Ever since its inception Crossfire/Ted Turner/Public forum debate (or however you knew it at one point in time) was created to counter the increasingly technically-based rounds that were being seen in its predecessors LD and CX. A debate forum in which the issue would change every month in attempt to prevent huge evidence blocks while at the same time delving into a myriad of current and controversial issues. A debate forum where the rebuttals are one minute each in order to promote conclusive and summarizing statements over extensions of prior speeches and impact calculus.
But is it working?
In the last couple of years, I have seen more and more former LD and Policy debaters switching to PF because it's shorter, requires less consistent research, their coaches have come to prefer it, etc. For whatever the reason, their bringing a few of their respective lessons with them and its leading to what I have come to recognize as the Theory of Escalation.
In a world where more and more people are entering a form of debate with preconceived notions of either needing to fill certain criterion or an impact calculus to a hypothetical situation, the event will eventually shift to prioritizing these types of arguments. Why? Because PuF does not currently have any objective means of evaluating a winner so naturally criterion and some sort of argument-weighing will become that means.

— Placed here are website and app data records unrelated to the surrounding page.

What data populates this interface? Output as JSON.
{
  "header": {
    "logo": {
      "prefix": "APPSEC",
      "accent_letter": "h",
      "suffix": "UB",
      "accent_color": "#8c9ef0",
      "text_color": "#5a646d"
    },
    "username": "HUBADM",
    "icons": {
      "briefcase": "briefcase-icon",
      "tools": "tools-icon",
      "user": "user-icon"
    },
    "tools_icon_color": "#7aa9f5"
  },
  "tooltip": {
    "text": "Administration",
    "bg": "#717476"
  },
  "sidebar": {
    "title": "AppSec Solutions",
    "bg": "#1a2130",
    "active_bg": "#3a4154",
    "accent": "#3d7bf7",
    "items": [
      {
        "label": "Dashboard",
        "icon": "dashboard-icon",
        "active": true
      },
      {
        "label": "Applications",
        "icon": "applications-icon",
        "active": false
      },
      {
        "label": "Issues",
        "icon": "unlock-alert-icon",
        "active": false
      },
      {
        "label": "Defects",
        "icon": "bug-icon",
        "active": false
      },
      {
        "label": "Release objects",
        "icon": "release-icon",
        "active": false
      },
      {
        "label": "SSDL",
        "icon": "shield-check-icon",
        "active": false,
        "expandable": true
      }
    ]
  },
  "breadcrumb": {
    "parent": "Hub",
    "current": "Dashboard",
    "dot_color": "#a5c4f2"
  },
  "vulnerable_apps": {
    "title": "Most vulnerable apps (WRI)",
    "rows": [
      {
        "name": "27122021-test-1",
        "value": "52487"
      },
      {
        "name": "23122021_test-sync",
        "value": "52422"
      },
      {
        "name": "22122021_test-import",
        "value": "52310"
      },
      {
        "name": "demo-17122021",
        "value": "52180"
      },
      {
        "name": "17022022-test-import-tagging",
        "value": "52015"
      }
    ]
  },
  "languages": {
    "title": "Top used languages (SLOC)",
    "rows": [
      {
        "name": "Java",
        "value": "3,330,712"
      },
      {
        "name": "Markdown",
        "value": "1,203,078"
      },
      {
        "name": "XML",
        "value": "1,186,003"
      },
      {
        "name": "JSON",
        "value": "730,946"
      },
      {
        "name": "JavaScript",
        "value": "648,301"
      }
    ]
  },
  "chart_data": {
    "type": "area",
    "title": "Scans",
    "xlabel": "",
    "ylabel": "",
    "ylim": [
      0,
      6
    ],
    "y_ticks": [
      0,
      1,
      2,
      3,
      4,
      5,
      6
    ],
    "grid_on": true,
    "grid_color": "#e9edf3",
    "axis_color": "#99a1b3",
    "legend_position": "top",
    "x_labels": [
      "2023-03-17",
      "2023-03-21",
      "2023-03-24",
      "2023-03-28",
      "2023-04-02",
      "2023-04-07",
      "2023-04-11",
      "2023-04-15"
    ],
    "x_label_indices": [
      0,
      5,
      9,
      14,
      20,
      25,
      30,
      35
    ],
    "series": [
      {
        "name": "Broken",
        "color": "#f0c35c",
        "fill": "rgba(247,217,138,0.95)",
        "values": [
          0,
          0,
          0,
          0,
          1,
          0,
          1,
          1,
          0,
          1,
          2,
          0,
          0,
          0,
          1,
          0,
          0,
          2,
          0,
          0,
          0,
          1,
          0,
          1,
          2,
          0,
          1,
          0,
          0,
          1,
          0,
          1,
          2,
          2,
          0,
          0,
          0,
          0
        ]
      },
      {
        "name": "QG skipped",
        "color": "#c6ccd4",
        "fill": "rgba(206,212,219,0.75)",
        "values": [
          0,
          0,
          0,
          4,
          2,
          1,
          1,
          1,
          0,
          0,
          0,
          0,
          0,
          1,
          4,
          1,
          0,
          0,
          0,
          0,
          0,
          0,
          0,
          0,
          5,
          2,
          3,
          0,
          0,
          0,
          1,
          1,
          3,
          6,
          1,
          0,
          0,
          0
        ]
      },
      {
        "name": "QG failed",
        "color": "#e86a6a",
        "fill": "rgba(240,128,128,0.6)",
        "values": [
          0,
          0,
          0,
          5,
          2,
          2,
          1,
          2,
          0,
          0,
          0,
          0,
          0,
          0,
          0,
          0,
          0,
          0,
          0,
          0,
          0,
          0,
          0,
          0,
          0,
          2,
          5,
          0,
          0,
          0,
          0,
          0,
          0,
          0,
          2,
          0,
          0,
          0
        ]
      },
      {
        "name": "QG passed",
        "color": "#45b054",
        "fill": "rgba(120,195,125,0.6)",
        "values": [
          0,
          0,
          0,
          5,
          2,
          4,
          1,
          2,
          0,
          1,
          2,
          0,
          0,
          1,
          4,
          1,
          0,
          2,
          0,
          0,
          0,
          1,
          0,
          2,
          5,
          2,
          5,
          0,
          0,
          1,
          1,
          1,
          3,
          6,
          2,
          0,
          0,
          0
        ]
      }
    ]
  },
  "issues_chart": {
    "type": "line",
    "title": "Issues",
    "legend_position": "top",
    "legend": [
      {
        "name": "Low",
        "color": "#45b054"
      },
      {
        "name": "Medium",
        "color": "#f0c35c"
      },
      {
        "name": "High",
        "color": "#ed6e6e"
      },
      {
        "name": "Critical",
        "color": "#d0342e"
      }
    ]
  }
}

This is where the escalation begins. There will always be a team who is faster, more concise, and willing to go bigger so to keep up teams have to become faster, memorize stock theory arguments, and be able to come up with a bigger or more specific scenario to gain the edge. Competition of this kind drives speed. It's what has happened to high school Lincoln-Douglas and now we're seeing it in PF.

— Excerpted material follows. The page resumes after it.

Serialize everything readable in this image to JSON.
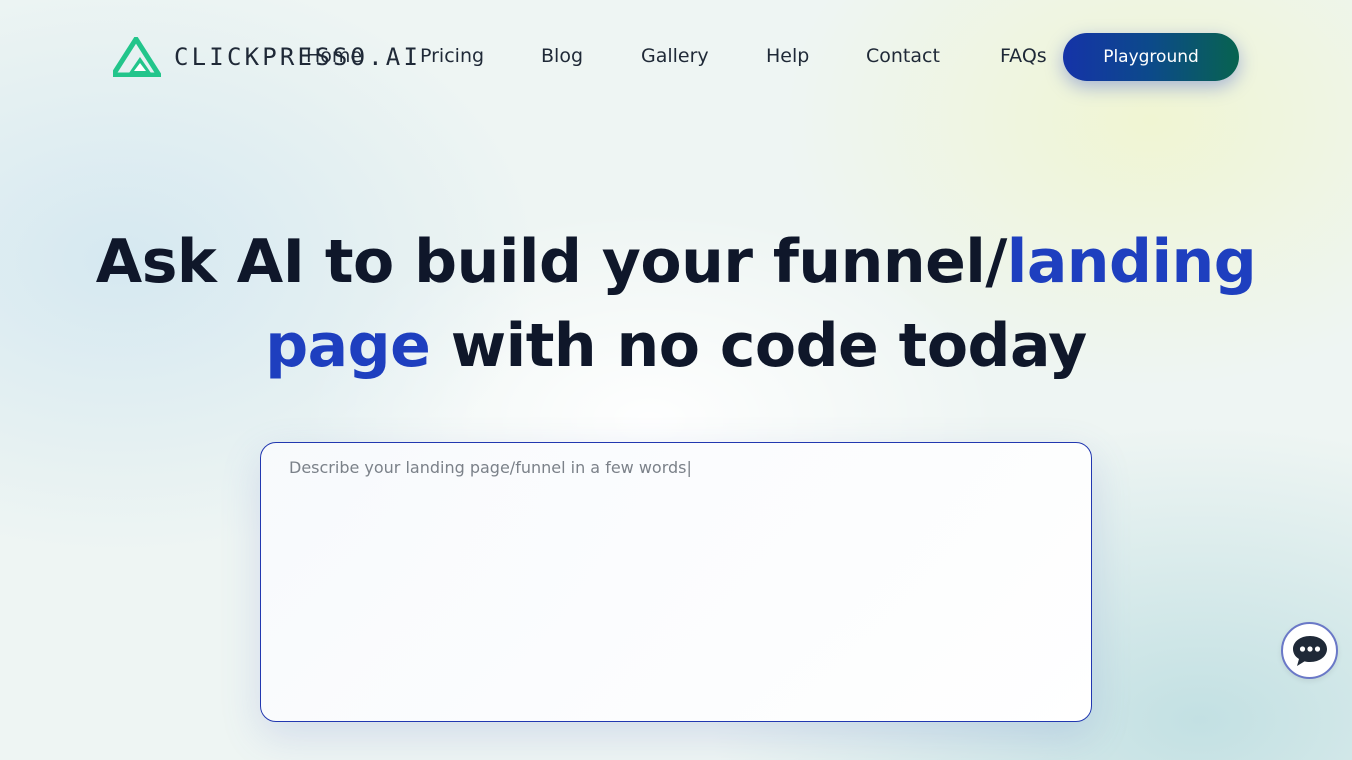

Do you think a check against this is necessary or even possible? Or is it so horrible that PuF morph?